    20. Coleman-Jensen, Alisha & Nord, Mark, 2013. "Food Insecurity Among Households With Working-Age Adults With Disabilities," Economic Research Report 142955, United States Department of Agriculture, Economic Research Service.
    21. Elton Mykerezi & Bradford Mills, 2010. "The Impact of Food Stamp Program Participation on Household Food Insecurity," American Journal of Agricultural Economics, Agricultural and Applied Economics Association, vol. 92(5), pages 1379-1391.
    22. Davis, David & Huang, Rui, 2013. "The Effect of SNAP Benefits for Food Insecurity," 2013 Annual Meeting, August 4-6, 2013, Washington, D.C. 149827, Agricultural and Applied Economics Association.

    More about this item

    Keywords

    Food assistance; SNAP; WIC; Metro; Rural; SIPP;
    All these keywords.

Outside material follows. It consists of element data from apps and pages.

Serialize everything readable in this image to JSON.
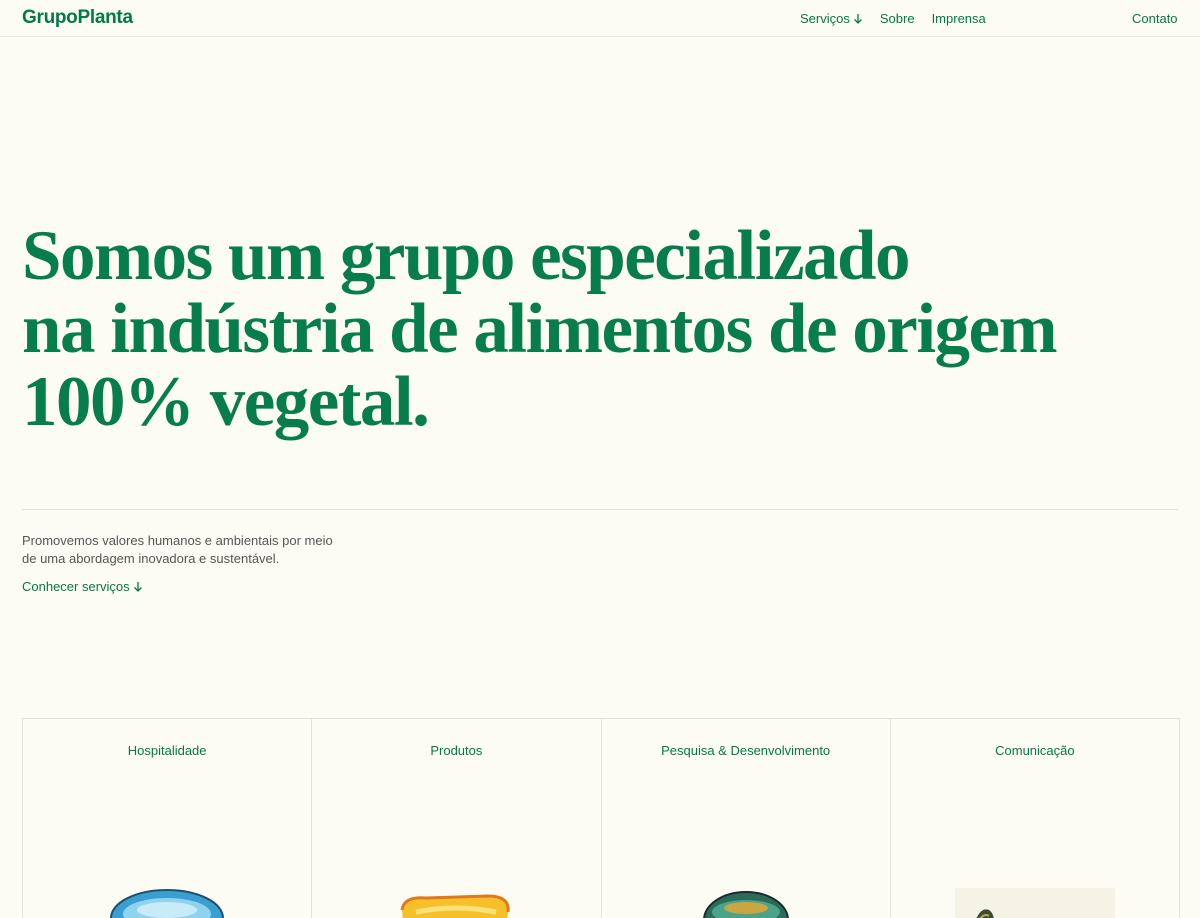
{
  "header": {
    "logo": "GrupoPlanta",
    "nav": [
      {
        "label": "Serviços",
        "icon": "arrow-down-icon"
      },
      {
        "label": "Sobre"
      },
      {
        "label": "Imprensa"
      }
    ],
    "contact": "Contato"
  },
  "hero": {
    "lines": [
      "Somos um grupo especializado",
      "na indústria de alimentos de origem",
      "100% vegetal."
    ]
  },
  "intro": {
    "lines": [
      "Promovemos valores humanos e ambientais por meio",
      "de uma abordagem inovadora e sustentável."
    ],
    "cta": "Conhecer serviços"
  },
  "cards": [
    {
      "title": "Hospitalidade",
      "illustration": "blue-bowl-illustration"
    },
    {
      "title": "Produtos",
      "illustration": "yellow-dish-illustration"
    },
    {
      "title": "Pesquisa & Desenvolvimento",
      "illustration": "teal-bowl-illustration"
    },
    {
      "title": "Comunicação",
      "illustration": "dark-object-illustration"
    }
  ],
  "colors": {
    "background": "#fdfcf4",
    "brand_green": "#007a4a",
    "body_text": "#555555",
    "border": "#e3e3d8"
  }
}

    Statistics

    Access and download statistics

    Corrections

    All material on this site has been provided by the respective publishers and authors. You can help correct errors and omissions. When requesting a correction, please mention this item's handle: RePEc:kap:jfamec:v:39:y:2018:i:1:d:10.1007_s10834-017-9528-5. See general information about how to correct material in RePEc.

    For technical questions regarding this item, or to correct its authors, title, abstract, bibliographic or download information, contact: . General contact details of provider: http://www.springer.com .

    If you have authored this item and are not yet registered with RePEc, we encourage you to do it here. This allows to link your profile to this item. It also allows you to accept potential citations to this item that we are uncertain about.

    If CitEc recognized a bibliographic reference but did not link an item in RePEc to it, you can help with this form .

    If you know of missing items citing this one, you can help us creating those links by adding the relevant references in the same way as above, for each refering item. If you are a registered author of this item, you may also want to check the "citations" tab in your RePEc Author Service profile, as there may be some citations waiting for confirmation.

    For technical questions regarding this item, or to correct its authors, title, abstract, bibliographic or download information, contact: Sonal Shukla or Springer Nature Abstracting and Indexing (email available below). General contact details of provider: http://www.springer.com .

    Please note that corrections may take a couple of weeks to filter through the various RePEc services.

    IDEAS is a RePEc service hosted by the Research Division of the Federal Reserve Bank of St. Louis . RePEc uses bibliographic data supplied by the respective publishers.